**WHAT THE EXERCISE ASKS:** What lines in the records include the string "Scene"? Return each one.

**INPUT DATA:**
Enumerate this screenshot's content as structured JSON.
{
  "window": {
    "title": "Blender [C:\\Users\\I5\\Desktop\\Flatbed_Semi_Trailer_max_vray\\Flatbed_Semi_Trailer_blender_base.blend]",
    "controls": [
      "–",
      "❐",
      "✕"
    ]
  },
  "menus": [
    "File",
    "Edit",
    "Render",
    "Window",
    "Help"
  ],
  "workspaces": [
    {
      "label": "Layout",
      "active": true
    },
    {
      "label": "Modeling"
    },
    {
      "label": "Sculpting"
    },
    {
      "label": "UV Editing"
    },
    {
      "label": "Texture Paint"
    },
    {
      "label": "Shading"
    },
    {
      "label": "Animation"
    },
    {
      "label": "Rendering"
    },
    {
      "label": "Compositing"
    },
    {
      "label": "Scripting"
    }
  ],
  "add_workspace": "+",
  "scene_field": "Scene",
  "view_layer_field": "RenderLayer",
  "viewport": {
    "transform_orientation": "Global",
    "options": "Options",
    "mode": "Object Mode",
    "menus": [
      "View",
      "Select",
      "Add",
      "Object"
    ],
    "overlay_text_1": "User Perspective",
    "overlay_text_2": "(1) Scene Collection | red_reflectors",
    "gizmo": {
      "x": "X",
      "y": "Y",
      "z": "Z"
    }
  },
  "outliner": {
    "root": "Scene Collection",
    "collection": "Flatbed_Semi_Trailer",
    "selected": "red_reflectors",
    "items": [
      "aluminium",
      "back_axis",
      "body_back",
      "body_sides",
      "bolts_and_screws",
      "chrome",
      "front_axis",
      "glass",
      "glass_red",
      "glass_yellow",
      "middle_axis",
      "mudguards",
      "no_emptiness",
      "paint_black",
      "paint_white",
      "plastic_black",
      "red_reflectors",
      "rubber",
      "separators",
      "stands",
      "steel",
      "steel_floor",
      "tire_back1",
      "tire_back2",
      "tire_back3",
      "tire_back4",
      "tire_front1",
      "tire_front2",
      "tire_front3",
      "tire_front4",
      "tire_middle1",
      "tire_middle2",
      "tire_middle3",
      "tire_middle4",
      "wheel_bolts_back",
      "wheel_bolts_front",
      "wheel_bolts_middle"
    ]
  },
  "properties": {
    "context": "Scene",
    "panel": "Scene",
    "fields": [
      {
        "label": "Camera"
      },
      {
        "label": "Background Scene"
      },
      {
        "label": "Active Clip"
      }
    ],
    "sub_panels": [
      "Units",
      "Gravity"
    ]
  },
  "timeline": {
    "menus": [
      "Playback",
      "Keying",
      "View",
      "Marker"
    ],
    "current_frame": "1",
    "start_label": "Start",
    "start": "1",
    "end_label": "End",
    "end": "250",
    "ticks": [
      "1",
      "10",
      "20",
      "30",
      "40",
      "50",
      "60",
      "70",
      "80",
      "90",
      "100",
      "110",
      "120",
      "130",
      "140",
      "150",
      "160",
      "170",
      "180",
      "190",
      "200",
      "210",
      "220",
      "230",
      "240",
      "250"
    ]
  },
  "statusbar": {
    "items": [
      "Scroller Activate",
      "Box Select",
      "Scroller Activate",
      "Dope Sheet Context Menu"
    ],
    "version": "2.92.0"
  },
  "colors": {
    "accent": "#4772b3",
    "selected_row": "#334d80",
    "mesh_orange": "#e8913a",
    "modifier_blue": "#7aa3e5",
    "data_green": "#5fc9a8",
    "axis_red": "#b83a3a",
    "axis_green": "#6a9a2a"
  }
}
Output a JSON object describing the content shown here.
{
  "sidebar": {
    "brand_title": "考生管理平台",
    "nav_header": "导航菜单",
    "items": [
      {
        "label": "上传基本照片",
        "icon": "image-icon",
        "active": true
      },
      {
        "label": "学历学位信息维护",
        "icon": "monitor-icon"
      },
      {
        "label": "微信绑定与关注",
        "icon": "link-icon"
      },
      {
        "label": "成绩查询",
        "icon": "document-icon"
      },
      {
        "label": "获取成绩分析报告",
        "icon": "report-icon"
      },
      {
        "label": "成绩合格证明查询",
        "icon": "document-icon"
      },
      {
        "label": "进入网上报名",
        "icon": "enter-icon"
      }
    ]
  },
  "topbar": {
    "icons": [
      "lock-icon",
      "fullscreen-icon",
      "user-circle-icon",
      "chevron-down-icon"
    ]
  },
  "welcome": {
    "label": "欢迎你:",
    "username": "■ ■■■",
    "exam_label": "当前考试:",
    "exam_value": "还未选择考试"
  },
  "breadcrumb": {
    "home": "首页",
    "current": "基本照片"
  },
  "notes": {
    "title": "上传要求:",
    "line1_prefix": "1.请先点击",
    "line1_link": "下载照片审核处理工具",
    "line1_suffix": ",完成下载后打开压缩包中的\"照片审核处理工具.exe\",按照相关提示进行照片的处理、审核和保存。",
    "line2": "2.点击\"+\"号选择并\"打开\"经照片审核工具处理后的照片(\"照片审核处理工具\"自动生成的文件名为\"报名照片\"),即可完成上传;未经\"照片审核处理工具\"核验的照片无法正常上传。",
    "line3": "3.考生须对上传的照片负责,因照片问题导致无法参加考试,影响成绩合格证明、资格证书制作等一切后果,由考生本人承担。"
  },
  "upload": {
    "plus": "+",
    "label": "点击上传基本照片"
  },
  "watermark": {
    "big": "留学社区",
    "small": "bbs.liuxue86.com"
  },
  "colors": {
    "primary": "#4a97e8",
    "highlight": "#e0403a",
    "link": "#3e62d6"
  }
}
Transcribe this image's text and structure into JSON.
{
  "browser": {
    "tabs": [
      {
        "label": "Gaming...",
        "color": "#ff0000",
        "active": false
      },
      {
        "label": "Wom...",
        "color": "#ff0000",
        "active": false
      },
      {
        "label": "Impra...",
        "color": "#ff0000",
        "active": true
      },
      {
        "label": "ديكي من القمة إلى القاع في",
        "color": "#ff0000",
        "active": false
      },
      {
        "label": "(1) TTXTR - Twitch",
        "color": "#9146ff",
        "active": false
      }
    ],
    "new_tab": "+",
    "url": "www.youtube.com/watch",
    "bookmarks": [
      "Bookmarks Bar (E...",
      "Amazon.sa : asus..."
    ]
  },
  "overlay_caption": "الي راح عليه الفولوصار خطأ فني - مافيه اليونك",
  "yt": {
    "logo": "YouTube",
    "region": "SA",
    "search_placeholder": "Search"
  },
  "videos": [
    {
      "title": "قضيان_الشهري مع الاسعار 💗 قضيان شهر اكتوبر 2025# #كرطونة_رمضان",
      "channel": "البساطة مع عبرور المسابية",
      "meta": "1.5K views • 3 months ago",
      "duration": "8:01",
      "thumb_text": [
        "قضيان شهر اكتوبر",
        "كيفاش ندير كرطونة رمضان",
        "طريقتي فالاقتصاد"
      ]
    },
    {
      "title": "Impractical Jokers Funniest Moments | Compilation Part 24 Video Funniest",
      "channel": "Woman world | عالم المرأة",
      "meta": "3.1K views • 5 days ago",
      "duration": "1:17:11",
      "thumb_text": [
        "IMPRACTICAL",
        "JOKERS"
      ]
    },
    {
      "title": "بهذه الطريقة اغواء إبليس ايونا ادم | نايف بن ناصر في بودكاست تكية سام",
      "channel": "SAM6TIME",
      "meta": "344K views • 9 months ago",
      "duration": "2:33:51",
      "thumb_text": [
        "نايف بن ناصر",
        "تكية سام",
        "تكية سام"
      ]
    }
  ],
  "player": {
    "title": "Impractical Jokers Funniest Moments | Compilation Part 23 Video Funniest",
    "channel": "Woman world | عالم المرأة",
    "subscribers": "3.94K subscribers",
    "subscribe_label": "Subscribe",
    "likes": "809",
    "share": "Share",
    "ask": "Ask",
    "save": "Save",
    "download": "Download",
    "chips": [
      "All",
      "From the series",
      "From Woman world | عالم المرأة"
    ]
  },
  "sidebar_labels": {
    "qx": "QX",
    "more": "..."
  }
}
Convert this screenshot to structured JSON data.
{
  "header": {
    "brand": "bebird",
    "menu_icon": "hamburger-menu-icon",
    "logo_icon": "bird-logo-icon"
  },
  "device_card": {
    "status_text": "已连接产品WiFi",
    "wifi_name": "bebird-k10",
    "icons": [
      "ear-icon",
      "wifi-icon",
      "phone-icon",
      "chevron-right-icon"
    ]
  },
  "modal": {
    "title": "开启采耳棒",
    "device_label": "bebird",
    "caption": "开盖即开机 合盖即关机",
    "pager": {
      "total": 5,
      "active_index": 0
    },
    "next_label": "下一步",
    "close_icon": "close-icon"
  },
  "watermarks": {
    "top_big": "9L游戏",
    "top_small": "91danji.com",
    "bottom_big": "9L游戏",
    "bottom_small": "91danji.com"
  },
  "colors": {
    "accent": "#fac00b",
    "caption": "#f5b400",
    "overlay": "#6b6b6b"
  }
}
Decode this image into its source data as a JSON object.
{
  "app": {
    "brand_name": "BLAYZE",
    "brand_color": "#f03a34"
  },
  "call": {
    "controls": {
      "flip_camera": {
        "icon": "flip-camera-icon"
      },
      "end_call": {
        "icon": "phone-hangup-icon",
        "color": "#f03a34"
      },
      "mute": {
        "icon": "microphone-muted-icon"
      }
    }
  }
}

**RESPONSE BELOW:**
  "scene_field": "Scene",
    "overlay_text_2": "(1) Scene Collection | red_reflectors",
    "root": "Scene Collection",
    "context": "Scene",
    "panel": "Scene",
        "label": "Background Scene"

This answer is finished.